Melodrama is derived from the Greek words meaning music and drama. In other words, musical emotion. What a powerful tool. We have seen it used in films every possible way to convey every possible emotion. But what are the extremes? Can they be stretched? Is there a limit on how music is used to aid visual communication?
When we started talking about Music and Drama in class, my first thought was Fantasia. Here is a film that uses nothing but music to convey emotion. It takes you on a roller-coaster of emotion using otherwise non-sensical cartoons.
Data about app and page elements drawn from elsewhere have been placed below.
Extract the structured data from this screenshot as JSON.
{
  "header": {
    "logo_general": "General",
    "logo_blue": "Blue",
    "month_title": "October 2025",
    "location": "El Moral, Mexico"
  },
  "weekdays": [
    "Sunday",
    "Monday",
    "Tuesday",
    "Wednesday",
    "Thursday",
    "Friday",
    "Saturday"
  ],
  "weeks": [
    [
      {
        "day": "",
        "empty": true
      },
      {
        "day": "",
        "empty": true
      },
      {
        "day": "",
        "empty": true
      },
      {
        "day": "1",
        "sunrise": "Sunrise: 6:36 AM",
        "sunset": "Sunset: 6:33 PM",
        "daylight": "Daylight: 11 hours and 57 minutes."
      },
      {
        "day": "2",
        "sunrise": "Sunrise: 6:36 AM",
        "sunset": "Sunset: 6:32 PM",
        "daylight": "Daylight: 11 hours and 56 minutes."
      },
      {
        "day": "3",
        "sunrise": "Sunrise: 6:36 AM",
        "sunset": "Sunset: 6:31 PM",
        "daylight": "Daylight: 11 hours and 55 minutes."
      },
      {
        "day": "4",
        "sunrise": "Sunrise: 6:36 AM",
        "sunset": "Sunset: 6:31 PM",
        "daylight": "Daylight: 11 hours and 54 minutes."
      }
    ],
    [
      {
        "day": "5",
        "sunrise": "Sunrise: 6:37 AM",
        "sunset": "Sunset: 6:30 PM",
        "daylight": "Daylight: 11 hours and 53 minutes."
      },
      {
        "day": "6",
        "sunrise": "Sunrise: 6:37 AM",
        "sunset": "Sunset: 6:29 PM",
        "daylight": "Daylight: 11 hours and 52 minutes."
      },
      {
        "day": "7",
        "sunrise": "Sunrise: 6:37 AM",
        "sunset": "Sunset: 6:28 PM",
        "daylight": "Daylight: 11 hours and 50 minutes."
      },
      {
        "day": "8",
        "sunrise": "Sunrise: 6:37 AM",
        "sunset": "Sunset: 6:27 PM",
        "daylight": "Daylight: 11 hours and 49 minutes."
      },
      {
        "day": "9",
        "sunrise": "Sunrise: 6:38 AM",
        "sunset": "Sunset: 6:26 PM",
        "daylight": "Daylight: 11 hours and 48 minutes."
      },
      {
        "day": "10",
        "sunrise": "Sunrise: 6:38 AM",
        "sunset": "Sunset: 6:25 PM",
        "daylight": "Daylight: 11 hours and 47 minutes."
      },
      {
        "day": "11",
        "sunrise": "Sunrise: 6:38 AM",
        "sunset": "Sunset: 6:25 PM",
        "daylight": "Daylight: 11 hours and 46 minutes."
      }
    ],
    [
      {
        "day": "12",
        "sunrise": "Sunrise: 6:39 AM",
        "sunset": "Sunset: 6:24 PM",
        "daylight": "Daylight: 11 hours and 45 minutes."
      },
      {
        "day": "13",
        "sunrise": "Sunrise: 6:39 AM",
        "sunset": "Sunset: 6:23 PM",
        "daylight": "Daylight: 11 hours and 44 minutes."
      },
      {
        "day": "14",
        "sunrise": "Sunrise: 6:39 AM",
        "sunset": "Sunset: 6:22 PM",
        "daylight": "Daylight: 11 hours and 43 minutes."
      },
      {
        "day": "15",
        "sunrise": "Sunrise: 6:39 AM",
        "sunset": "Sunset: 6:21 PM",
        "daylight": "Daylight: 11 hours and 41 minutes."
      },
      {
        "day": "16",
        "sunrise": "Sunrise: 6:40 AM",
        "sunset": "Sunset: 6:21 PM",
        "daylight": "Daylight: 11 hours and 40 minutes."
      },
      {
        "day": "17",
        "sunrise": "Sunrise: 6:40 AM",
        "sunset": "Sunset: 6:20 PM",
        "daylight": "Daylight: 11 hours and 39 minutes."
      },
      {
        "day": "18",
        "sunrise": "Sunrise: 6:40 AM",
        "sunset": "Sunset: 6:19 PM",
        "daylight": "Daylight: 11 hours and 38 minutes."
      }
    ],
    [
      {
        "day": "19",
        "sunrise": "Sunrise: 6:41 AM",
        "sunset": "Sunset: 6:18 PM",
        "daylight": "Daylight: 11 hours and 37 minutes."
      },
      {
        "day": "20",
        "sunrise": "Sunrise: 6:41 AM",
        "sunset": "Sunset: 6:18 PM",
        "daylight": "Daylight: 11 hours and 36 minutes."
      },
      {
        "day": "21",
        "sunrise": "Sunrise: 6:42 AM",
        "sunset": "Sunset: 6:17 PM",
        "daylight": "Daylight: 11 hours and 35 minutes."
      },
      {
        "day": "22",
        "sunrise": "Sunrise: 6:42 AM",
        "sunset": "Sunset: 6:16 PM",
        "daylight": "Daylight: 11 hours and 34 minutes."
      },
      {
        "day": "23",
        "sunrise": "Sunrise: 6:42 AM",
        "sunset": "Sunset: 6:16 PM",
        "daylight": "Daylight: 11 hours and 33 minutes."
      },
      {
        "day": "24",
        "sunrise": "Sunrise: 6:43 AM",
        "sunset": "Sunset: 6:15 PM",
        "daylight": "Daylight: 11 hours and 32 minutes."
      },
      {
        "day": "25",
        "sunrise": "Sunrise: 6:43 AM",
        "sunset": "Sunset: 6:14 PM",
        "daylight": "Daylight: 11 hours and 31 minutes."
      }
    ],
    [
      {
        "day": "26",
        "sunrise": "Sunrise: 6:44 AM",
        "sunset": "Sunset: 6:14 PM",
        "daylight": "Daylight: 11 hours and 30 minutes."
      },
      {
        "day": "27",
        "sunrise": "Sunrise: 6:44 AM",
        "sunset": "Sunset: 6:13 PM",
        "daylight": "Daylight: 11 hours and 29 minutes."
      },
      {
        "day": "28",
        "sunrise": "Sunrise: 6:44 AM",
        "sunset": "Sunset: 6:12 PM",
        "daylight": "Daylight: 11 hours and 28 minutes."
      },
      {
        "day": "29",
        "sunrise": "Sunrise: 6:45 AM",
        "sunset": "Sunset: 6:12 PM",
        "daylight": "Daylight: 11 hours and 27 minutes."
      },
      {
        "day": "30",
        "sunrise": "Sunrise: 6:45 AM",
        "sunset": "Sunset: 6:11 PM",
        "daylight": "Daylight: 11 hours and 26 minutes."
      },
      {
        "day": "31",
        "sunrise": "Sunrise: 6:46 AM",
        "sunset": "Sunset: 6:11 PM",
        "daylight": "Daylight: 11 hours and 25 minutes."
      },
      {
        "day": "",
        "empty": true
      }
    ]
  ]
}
Somehow, a powerful score lets audiences accept that there are brooms walking around like poorly programmed robots flooding a room with buckets of water. Mickey Mouse is pointing at stars and they are magically lighting up before his eyes. Not only does music turn this weird cartoon into a gripping narrative, but it also creates a dramatic experience like nothing before it. Music and film come together so seamlessly, audiences are completely absorbed into the experience and you can’t focus on just one or the other.
This is melodrama on an extreme level, where the film built around the soundtrack.
I can think of many other examples that use musical score to underscore dramatic narratives in such a way that people remember movies because of the soundtrack. Requium For a Dream, for example. Whenever me and my friends bring that movie up in conversation, we always call it “the movie with the Dolby Digital song. Dolby Digital actually picked up the song afterwards for their advertisements because it was such a great song. But the point is that we remember the song in that movie because it took the movie experience to a whole new level. The already dramatic movie was enhanced because of how well the soundtrack worked.
This is another medium of creativity that is just starting to be explored. Just recently, movie scores are being composed by popular bands, such as NIN (Trent Reznor for The Social Network) or Daft Punk (for TRON). I think this trend is going to continue, and as they start using more bands, melodrama possibilities are going to be stretched to yet another milestone.